The essays of the collection’s last section, ‘Female Authority’, record specific, late-medieval instances of women negotiating their own authority publicly, a list which includes Christine de Pizan, Julian of Norwich and Margery Kempe. This section investigates these authors both according to the modern conception of the author as an autonomous individual, and also – in further structural analyses by Nancy Bradley Warren, Jennifer N. Brown, Laura Saetveit Miles, C. Annett-Grisé, Amy Appleford, Diane Watt and Mary C. Erler – as a more decentered, collectivized entity. The often-ignored impact of male editors and redactors on Christine de Pizan’s writings is investigated, as is the multi-vocality of the life of Margery Kempe (scribed by a man writing under the gaze of male religious authorities).

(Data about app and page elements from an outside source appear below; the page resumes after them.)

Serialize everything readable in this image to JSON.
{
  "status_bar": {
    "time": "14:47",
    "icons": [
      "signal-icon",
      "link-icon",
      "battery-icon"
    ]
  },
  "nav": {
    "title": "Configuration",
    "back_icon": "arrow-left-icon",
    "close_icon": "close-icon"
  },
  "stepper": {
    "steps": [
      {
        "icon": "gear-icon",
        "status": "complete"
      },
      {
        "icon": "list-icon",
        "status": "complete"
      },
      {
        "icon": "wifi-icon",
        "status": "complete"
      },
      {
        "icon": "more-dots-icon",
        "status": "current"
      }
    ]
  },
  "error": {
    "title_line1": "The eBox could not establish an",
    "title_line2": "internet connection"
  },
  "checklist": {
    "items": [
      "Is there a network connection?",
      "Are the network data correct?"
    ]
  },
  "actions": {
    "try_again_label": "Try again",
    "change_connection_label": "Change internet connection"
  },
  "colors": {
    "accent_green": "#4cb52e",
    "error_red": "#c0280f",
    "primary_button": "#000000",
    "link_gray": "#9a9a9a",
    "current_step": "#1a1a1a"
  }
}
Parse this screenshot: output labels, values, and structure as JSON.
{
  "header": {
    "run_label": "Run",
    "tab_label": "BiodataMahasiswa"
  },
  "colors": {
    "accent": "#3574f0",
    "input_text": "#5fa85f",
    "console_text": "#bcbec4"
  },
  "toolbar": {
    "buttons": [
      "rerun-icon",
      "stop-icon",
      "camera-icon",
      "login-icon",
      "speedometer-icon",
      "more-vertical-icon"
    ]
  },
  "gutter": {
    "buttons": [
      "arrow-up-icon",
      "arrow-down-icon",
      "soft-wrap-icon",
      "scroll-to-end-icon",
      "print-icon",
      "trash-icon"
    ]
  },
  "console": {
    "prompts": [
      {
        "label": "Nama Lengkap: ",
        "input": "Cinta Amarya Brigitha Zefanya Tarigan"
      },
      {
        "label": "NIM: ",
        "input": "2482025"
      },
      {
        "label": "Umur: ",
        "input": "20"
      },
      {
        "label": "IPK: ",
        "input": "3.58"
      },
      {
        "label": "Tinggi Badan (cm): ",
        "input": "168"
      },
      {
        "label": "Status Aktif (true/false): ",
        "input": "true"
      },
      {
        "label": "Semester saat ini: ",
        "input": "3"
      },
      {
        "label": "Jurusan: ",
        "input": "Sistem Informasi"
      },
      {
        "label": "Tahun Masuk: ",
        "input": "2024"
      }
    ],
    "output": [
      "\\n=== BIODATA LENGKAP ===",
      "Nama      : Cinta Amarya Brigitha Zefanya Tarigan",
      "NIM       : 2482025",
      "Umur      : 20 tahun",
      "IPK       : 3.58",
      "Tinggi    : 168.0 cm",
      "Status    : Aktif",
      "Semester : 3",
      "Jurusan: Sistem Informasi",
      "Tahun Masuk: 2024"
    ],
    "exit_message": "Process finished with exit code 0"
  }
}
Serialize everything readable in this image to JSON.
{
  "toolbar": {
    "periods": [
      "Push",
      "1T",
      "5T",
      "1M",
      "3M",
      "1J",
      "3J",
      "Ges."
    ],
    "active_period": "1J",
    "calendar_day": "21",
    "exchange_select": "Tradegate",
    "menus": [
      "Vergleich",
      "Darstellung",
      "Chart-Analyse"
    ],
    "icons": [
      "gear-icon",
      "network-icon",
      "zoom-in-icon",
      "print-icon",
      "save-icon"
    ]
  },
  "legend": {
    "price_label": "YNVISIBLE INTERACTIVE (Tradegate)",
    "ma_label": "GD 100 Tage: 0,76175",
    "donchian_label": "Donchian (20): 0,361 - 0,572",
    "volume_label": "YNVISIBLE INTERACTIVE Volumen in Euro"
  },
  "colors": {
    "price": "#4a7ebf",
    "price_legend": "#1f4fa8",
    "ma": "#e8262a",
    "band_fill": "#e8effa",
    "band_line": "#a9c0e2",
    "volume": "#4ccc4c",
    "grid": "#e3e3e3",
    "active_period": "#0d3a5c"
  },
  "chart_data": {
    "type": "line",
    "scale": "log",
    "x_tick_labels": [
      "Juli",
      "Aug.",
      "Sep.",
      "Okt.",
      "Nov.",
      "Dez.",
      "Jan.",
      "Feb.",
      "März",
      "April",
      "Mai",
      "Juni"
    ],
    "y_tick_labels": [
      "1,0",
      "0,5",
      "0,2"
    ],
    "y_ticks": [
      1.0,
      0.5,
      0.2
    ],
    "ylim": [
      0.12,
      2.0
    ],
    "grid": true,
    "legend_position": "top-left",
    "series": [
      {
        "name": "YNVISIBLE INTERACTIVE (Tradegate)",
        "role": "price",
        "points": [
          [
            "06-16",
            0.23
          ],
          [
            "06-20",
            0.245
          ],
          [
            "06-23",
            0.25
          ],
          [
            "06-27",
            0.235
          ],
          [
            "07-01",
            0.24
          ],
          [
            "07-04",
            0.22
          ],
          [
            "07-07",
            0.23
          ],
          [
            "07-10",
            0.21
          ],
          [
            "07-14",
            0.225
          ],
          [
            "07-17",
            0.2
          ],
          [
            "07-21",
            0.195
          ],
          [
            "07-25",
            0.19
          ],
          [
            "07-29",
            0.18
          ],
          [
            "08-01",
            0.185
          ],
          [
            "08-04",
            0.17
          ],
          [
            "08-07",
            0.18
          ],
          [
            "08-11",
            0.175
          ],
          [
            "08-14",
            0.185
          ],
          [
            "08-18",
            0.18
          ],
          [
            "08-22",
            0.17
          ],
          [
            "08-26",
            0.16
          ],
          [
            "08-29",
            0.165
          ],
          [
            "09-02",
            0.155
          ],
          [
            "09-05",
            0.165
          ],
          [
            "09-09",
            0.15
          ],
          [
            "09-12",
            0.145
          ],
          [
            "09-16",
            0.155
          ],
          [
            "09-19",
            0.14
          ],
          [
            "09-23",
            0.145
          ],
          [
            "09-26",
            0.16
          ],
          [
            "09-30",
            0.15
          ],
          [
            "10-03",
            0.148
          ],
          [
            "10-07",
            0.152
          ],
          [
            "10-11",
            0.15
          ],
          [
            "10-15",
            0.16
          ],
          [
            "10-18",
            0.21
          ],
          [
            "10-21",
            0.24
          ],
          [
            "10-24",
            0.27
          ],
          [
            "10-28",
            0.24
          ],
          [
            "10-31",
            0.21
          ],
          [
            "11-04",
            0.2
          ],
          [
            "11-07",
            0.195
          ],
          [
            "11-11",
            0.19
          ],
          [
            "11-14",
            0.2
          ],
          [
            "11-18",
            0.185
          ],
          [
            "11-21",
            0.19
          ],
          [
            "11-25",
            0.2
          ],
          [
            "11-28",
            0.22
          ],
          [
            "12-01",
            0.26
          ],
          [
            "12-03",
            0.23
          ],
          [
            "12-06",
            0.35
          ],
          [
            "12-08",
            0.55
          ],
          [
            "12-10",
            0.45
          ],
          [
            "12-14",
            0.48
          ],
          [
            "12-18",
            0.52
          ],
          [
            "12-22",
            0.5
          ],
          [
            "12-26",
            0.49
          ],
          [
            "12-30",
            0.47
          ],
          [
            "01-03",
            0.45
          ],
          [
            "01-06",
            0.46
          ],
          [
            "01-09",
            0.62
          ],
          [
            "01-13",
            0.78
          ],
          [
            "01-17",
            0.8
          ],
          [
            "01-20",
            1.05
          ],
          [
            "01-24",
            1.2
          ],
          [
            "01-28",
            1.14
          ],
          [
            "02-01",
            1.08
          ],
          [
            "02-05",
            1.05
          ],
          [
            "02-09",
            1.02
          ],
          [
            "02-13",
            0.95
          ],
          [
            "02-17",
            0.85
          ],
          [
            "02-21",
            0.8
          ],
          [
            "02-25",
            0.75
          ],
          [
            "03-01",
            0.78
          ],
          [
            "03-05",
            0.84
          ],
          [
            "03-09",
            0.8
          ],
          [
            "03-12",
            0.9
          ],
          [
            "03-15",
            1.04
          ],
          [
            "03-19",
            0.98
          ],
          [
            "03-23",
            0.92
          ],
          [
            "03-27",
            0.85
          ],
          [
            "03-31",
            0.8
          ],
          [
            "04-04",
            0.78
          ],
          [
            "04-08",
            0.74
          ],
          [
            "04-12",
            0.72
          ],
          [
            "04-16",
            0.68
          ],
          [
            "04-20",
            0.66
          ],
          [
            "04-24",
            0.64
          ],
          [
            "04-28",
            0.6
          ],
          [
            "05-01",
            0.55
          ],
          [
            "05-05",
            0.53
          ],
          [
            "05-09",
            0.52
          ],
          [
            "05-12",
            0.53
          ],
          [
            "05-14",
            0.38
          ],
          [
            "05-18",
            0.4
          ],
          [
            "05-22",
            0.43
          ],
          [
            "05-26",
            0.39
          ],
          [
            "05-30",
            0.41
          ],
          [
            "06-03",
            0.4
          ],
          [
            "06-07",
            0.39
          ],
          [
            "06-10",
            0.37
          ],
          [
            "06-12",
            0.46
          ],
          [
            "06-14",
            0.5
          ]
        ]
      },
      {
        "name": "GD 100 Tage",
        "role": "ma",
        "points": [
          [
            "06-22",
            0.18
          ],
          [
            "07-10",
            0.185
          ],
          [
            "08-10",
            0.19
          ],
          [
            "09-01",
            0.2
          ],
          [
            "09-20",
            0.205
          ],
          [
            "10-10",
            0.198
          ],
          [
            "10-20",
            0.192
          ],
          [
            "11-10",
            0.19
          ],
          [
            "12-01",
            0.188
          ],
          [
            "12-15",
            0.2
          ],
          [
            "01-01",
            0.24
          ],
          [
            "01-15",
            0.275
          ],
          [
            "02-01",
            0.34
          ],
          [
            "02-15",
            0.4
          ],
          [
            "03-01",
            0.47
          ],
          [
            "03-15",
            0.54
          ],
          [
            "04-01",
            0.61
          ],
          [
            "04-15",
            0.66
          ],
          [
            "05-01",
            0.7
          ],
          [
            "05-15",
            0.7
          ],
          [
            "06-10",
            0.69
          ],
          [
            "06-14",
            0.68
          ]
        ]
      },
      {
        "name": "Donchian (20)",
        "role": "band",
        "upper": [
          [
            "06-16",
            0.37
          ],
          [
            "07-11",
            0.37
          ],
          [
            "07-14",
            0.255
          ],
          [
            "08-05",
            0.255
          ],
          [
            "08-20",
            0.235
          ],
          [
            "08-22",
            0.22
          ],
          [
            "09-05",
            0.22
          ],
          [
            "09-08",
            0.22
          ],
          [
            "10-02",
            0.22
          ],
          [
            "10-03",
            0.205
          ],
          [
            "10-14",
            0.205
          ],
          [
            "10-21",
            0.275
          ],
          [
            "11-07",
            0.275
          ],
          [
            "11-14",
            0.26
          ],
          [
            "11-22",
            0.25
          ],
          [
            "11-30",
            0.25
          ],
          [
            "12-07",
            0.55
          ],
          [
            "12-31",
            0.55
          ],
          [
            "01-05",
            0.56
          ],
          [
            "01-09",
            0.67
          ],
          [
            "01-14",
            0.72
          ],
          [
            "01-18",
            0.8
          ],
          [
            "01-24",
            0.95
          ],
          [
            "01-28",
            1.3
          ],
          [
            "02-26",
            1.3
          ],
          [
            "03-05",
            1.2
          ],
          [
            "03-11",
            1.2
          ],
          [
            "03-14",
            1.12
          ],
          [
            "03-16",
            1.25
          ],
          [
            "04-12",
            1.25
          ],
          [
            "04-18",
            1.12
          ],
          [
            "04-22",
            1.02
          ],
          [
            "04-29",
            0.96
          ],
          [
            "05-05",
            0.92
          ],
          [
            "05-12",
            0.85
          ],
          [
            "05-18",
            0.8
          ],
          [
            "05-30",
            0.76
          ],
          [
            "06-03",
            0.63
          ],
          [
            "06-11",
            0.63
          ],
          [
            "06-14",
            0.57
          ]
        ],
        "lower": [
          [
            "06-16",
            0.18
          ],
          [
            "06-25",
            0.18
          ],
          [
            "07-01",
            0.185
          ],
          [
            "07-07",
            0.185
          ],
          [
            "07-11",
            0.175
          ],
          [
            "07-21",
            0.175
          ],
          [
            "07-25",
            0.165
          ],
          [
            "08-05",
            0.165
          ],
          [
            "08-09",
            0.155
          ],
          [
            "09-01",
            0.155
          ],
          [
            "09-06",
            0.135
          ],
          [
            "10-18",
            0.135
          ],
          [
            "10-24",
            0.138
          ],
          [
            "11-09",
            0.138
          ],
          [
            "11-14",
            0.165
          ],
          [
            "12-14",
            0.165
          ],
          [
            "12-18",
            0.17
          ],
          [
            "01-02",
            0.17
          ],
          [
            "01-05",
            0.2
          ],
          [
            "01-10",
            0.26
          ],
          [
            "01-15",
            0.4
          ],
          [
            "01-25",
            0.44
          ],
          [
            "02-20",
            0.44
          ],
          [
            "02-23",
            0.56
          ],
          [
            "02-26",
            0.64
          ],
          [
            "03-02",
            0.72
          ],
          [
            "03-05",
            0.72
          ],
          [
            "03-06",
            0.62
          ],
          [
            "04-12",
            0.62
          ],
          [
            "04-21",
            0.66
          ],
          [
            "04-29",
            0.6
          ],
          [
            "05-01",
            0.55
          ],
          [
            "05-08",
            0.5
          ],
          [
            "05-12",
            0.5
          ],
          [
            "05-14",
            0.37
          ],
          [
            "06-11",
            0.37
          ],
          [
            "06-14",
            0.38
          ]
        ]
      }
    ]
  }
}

Throughout The History of British Women’s Writing, 700-1500, the essays have a self-reflective style that acknowledges the anachronistic perspective of the modern reader and critic via the juxtaposition of a range of parallel readings of later authors and writings, such as Jane Austen, Angela Carter, Alice Munro, and even Doofus’s and Darling’s 2009 satirical Manners for the Modern Man: A Handy Guide for Today’s Ambiguous Etiquette Situations. These incorporations are a theoretically and pedagogically effective response to the resistance modern readers and scholars face in accessing and interpreting medieval material.
McAvoy and Watt aim with this volume to establish a more engaging and relevant dialogue between past and present, and they succeed. The History of British Women’s Writing, 700-1500 is, in fact, an exciting and valuable contribution to the study of medieval literature and feminist studies. This volume is, of course, by no means the final word in the investigation of women’s presence in the medieval period. But it is a next, and significant, step towards future research into this still insufficiently explored subject. It makes significant progress towards the realization of Joan M. Ferrant’s essential formulation: ‘history in any form from the Middle Ages to the present which does not include the role of women is not true history’ (To the Glory of her Sex, 1997).
Rebecca Hardie did her masters in Medieval Literature at University of Oxford. She lives in London, where she is a PhD student at King’s College, London, and a part-time secondary school tutor.